Items from a data source
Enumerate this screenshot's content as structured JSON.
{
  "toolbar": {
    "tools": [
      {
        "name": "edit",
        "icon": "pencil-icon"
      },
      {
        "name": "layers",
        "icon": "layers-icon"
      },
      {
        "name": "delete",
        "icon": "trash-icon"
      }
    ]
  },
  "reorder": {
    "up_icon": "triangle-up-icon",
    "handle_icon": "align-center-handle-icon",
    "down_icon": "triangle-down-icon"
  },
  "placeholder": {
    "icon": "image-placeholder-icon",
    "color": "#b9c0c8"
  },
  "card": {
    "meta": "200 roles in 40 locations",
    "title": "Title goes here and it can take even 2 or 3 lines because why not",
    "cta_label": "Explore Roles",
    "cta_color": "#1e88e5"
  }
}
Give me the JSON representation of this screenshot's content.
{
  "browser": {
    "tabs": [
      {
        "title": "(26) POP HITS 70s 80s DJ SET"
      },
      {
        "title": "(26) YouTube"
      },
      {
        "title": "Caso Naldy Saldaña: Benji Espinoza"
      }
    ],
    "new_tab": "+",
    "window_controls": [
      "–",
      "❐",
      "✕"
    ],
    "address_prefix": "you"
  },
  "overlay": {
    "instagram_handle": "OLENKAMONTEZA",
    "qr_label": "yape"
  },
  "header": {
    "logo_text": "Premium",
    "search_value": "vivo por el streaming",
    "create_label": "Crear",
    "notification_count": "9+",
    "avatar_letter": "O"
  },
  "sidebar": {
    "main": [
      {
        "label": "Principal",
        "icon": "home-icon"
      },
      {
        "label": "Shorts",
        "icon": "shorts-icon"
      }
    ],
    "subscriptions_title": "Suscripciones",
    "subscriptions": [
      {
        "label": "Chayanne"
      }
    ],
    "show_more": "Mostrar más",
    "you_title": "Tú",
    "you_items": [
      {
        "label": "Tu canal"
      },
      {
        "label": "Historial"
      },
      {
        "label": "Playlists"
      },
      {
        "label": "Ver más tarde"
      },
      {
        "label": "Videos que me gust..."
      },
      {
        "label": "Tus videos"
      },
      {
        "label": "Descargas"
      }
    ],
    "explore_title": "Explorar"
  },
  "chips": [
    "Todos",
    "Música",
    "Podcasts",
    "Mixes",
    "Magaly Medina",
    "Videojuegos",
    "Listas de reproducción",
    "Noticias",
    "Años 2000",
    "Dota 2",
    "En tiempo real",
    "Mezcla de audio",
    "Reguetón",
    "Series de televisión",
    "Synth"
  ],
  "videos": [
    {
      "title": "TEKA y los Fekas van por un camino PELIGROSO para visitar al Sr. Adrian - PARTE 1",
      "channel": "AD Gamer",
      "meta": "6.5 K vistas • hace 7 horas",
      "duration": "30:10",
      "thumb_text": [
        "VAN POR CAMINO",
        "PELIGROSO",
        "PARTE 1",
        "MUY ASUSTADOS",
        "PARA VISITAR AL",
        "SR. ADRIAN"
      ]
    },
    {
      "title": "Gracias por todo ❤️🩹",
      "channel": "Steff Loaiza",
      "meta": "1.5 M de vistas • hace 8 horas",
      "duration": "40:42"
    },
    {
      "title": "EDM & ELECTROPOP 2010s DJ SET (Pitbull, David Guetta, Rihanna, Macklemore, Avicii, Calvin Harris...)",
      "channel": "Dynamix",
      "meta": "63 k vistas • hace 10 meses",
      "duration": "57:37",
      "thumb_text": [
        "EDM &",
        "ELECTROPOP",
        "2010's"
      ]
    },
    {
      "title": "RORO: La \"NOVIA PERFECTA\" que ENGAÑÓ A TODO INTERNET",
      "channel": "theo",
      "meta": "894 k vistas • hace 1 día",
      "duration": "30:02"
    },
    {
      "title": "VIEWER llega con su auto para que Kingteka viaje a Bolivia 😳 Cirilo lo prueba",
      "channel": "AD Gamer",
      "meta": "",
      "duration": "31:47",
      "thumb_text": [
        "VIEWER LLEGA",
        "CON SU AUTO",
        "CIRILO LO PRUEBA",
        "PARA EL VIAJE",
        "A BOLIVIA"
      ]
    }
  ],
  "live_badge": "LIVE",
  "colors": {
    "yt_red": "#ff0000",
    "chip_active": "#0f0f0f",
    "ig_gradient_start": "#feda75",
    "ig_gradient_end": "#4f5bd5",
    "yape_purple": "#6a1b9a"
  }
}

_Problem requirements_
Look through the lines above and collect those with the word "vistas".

_Output_
      "meta": "6.5 K vistas • hace 7 horas",
      "meta": "1.5 M de vistas • hace 8 horas",
      "meta": "63 k vistas • hace 10 meses",
      "meta": "894 k vistas • hace 1 día",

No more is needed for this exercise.